Axelrod Doubts Greene’s Credibility as Candidate
Updated: June 13, 6:10 p.m.
White House adviser David Axelrod suggested Sunday that South Carolina Senate candidate Alvin Greene (D) was not a credible choice and gave a thinly veiled call for the nominee to withdraw.
“I think the Democrats of South Carolina deserve a strong candidate,” Axelrod said on NBC’s “Meet the Press.” “I don’t think he can claim himself to be a strong, credible candidate.”
Greene, an unknown, unemployed military veteran, surprised South Carolina voters last week with his victory in the Democratic primary. He faces incumbent Sen. Jim DeMint (R) in November’s general election.

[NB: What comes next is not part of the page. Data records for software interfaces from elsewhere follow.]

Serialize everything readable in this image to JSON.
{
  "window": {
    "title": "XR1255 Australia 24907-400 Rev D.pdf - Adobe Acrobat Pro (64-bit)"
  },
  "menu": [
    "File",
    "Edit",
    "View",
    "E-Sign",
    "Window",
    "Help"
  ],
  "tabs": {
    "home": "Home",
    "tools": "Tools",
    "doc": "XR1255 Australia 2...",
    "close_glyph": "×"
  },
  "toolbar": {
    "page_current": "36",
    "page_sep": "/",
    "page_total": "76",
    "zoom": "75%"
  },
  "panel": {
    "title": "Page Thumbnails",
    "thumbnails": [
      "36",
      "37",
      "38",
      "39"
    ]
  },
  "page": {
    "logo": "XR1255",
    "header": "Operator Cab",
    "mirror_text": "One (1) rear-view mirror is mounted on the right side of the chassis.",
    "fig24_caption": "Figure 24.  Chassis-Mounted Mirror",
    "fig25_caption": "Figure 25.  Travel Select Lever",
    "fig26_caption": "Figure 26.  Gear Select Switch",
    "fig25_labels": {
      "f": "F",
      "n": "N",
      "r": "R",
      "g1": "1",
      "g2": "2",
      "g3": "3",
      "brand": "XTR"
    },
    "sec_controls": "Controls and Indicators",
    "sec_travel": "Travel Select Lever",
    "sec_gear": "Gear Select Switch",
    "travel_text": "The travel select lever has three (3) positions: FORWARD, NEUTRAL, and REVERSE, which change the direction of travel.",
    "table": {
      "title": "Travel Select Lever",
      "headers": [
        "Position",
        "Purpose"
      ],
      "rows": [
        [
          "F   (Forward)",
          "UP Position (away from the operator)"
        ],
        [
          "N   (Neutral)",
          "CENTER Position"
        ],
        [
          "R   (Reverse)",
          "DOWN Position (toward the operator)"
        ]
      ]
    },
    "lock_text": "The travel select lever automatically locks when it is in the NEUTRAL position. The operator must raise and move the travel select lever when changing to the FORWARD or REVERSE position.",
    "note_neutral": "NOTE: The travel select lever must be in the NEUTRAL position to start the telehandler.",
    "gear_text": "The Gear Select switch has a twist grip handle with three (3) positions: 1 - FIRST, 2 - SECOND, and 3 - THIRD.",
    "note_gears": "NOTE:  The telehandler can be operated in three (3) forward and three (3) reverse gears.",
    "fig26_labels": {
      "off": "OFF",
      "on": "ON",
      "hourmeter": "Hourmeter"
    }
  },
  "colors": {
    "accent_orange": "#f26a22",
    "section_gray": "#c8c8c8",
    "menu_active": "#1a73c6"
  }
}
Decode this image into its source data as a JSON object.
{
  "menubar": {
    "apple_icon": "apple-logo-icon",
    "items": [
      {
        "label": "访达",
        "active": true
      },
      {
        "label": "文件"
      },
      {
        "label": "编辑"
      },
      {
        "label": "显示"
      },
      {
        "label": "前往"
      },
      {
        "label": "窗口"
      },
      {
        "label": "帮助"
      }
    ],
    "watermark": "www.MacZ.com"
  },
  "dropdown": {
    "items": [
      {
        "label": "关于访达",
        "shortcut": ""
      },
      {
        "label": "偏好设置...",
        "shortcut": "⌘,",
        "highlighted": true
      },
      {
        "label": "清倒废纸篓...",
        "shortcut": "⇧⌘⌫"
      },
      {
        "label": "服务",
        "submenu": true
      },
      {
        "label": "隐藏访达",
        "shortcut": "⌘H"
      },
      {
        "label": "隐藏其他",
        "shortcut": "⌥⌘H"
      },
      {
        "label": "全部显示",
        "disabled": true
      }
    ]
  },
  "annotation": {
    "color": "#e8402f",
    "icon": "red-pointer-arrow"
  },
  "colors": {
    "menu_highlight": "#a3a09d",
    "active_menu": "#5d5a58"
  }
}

“It was a mysterious deal,” Axelrod said of Greene’s election. “The whole thing is odd, and I don’t really know how to explain it, and I don’t think anyone else does either.”
House Majority Whip Jim Clyburn (D-S.C.) said on CNN’s “State of the Union” that “I don’t see myself getting behind Mr. Greene” as the Democratic candidate.
Clyburn also reiterated his belief that Greene is “someone’s plant” in the election.
“People intentionally circumvented the law, the rules and regulations, did not file any disclosures, did not file any of their campaign finances, yet they spent hundreds of thousands of dollars running this campaign and broke every law,” Clyburn said.
During his appearance on “Meet the Press,” Axelrod predicted a strong Democratic showing in November. Axelrod, the chief architect of President Barack Obama’s 2008 campaign, highlighted the “large-scale effort” by the Democratic National Committee’s grass-roots arm Organizing for America to lure first-time voters from 2008 to return to election booths this fall.
He suggested that the $50 million push would promote a broad messaging strategy that would stand in contrast to what the White House adviser called “a drift of the Republican Party.”
“The Republican Party continues its march rightward,” Axelrod said, pointing to conservative GOP Senate nominee Sharron Angle of Nevada as an example. “I think it’s going to make for a very interesting November.”
The GOP nominee for a Senate seat in California, Carly Fiorina, said the rise of women in politics and of conservatives like herself and Angle was a gain for the GOP. Fiorina was one of a handful of female candidates to win in last week’s bout of primaries throughout the country.
“Candidates are reflecting the diversity of America, and isn’t that a wonderful thing?” Fiorina said on “Meet the Press.” “I think that’s a natural progression, and I think it’s worth celebrating.”
Meanwhile, House Majority Leader Steny Hoyer (D-Md.) maintained during an appearance on ABC’s “This Week” that Democrats would keep their majority after November, while Minority Leader John Boehner (R-Ohio) said his party has “a real shot at the majority.”
“We’ve got 100 seats in play,” Boehner said. “We have a real shot at winning a majority so that we can put a check on this administration and all the spending that’s out of control here in Washington, D.C.”